▶ [DATA SHOWN]:
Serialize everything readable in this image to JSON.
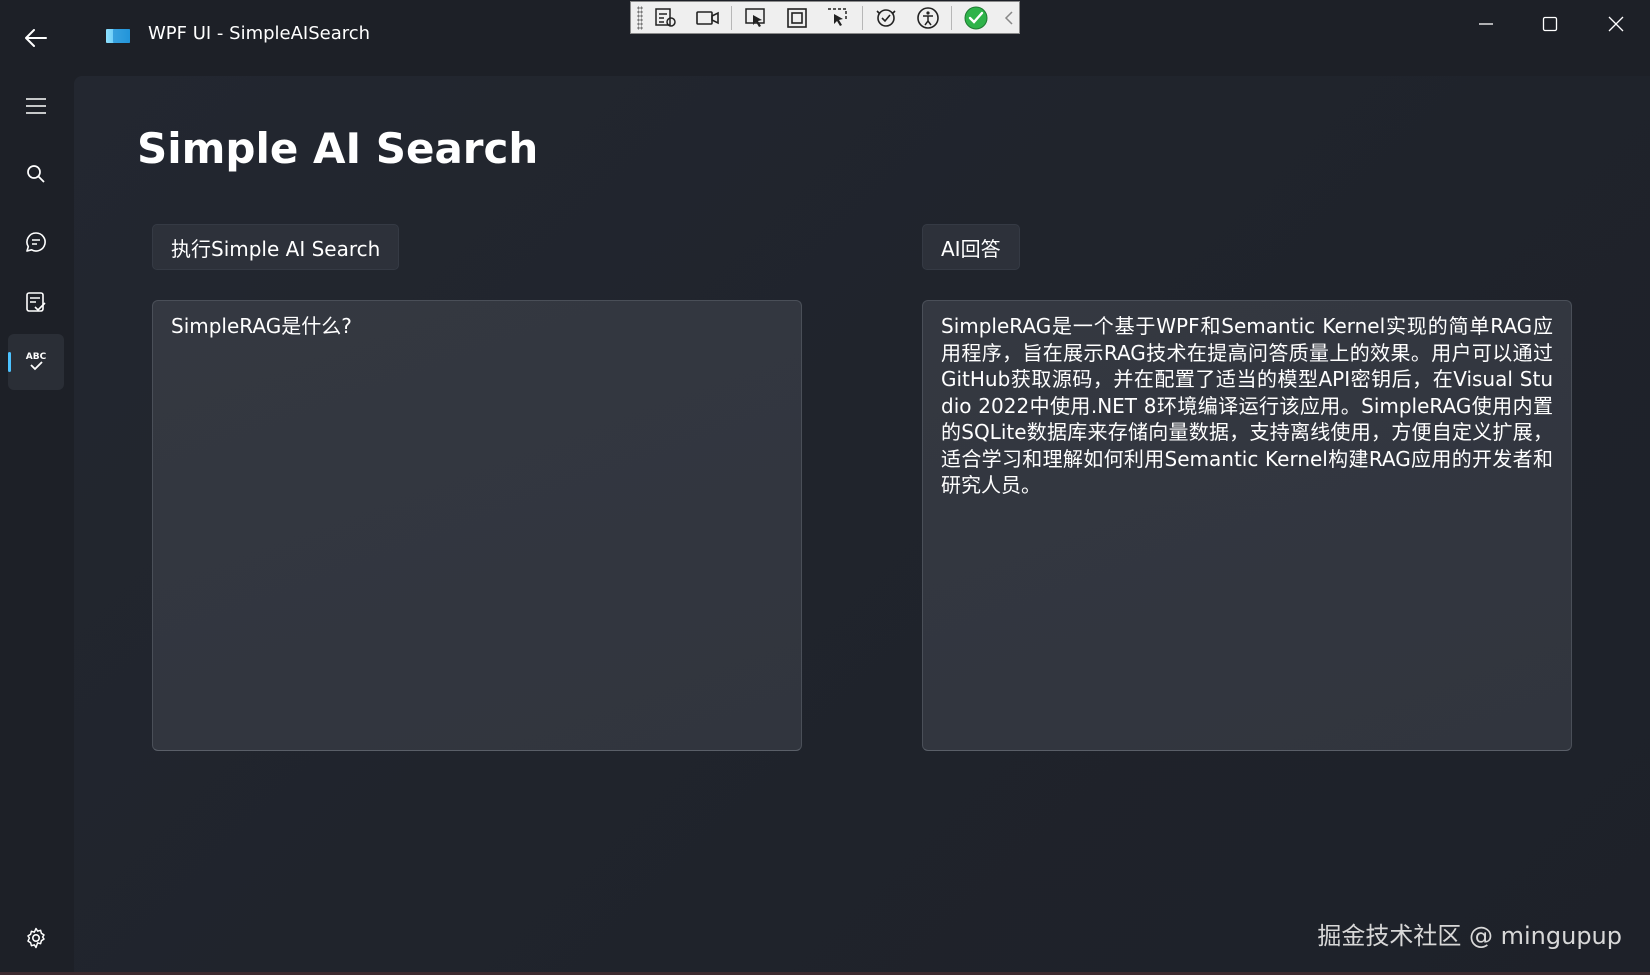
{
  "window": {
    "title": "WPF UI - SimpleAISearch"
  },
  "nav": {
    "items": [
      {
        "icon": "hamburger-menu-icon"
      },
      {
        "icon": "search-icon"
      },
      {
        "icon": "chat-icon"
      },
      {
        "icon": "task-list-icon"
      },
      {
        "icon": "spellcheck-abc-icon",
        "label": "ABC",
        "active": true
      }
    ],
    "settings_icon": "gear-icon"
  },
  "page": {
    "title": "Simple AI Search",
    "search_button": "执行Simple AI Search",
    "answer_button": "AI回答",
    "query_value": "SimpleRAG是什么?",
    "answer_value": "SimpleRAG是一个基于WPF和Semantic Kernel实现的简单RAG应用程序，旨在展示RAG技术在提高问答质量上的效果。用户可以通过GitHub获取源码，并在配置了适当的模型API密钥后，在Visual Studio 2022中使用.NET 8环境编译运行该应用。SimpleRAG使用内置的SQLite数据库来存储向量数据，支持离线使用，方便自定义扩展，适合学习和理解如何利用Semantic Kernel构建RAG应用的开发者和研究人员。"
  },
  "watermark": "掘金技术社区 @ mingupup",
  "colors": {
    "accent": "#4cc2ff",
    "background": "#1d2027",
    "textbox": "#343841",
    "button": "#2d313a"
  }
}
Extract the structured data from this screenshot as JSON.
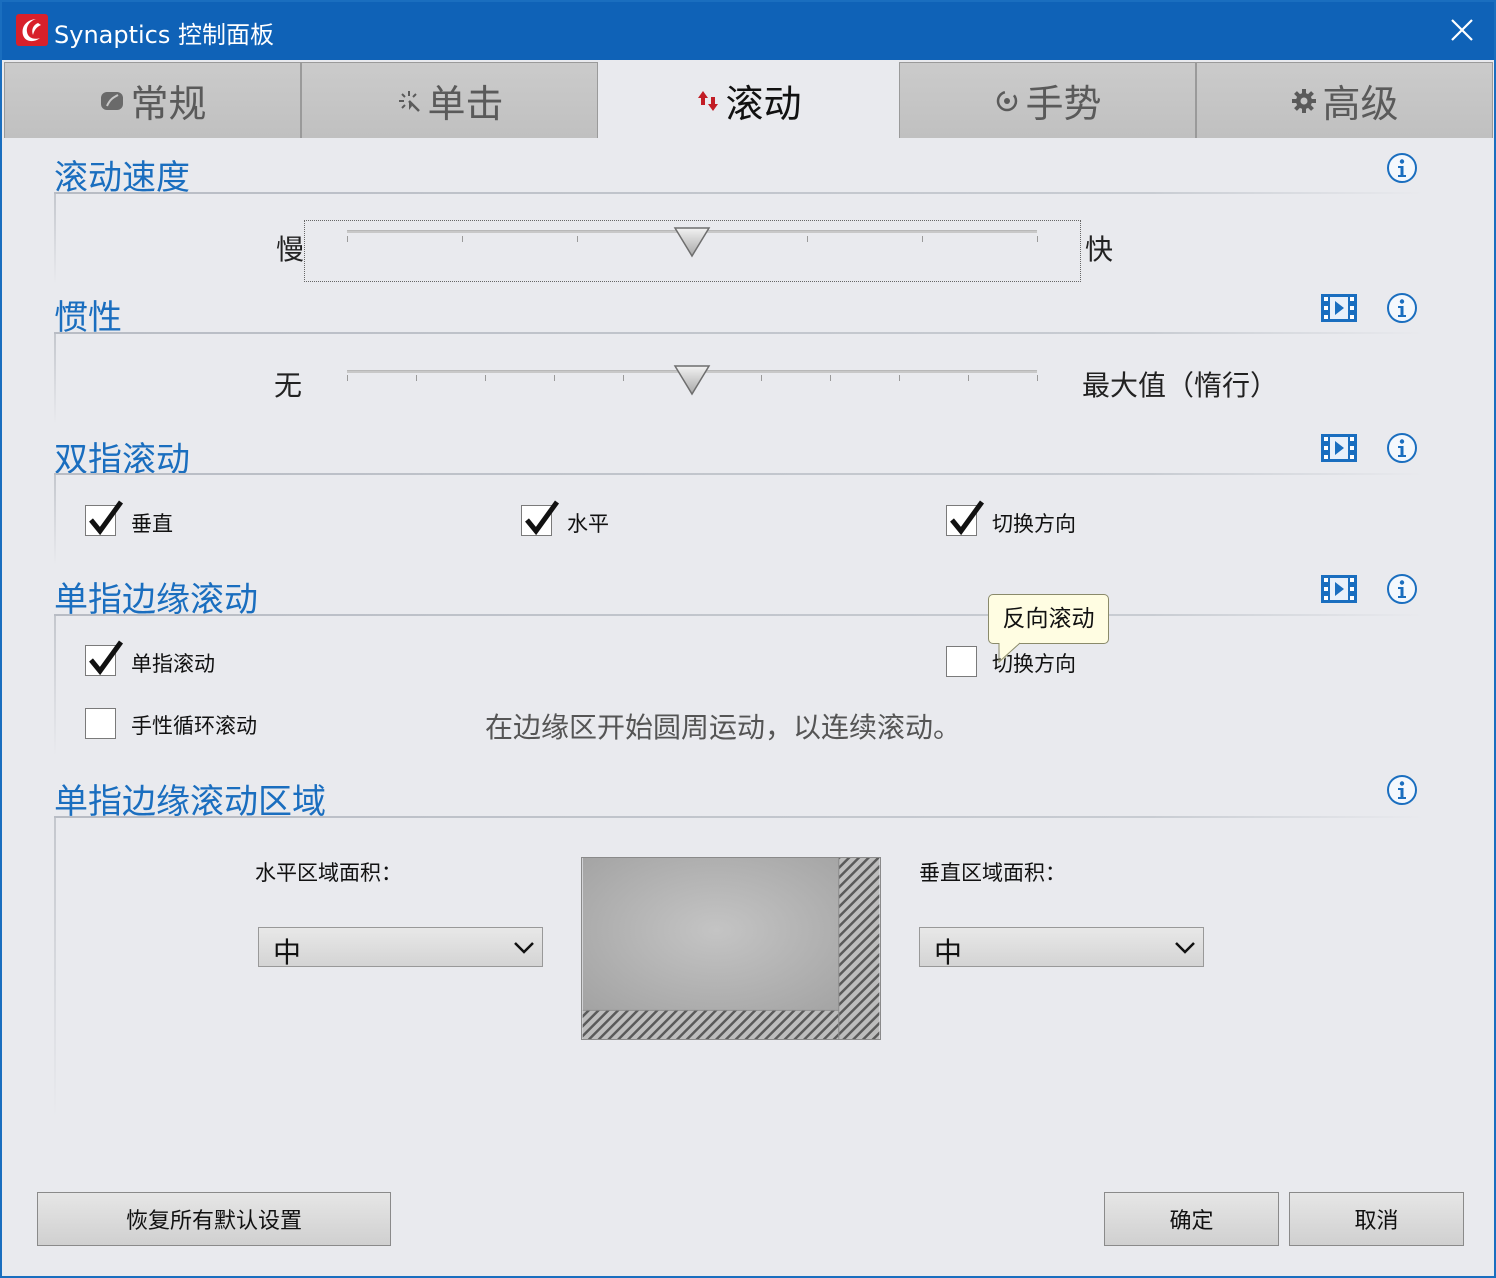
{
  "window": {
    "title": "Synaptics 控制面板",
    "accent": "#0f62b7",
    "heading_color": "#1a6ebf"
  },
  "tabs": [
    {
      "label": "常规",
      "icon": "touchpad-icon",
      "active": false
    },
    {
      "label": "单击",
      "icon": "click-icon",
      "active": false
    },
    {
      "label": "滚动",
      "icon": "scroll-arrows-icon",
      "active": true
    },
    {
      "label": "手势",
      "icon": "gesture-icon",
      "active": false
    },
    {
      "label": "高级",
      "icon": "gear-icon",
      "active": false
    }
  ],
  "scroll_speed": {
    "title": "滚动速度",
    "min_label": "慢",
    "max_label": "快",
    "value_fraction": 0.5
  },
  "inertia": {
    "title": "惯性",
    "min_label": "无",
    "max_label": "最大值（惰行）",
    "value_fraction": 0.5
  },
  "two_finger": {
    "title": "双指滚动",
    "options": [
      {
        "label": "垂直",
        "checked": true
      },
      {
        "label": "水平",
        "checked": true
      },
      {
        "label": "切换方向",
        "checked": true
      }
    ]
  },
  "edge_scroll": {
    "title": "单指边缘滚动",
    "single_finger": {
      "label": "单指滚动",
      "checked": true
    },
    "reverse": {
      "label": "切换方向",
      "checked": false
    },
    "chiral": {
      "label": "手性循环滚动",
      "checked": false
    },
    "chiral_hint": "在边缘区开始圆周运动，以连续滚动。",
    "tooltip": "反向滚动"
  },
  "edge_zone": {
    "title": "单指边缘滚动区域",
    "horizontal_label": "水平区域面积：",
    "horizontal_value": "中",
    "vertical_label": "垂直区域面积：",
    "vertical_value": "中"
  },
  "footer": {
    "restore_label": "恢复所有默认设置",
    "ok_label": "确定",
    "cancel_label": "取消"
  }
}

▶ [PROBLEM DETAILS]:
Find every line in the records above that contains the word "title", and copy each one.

▶ [YOUR RESPONSE]:
    "title": "WPF UI - SimpleAISearch"
    "title": "Simple AI Search",
    "title": "Synaptics 控制面板",
    "title": "滚动速度",
    "title": "惯性",
    "title": "双指滚动",
    "title": "单指边缘滚动",
    "title": "单指边缘滚动区域",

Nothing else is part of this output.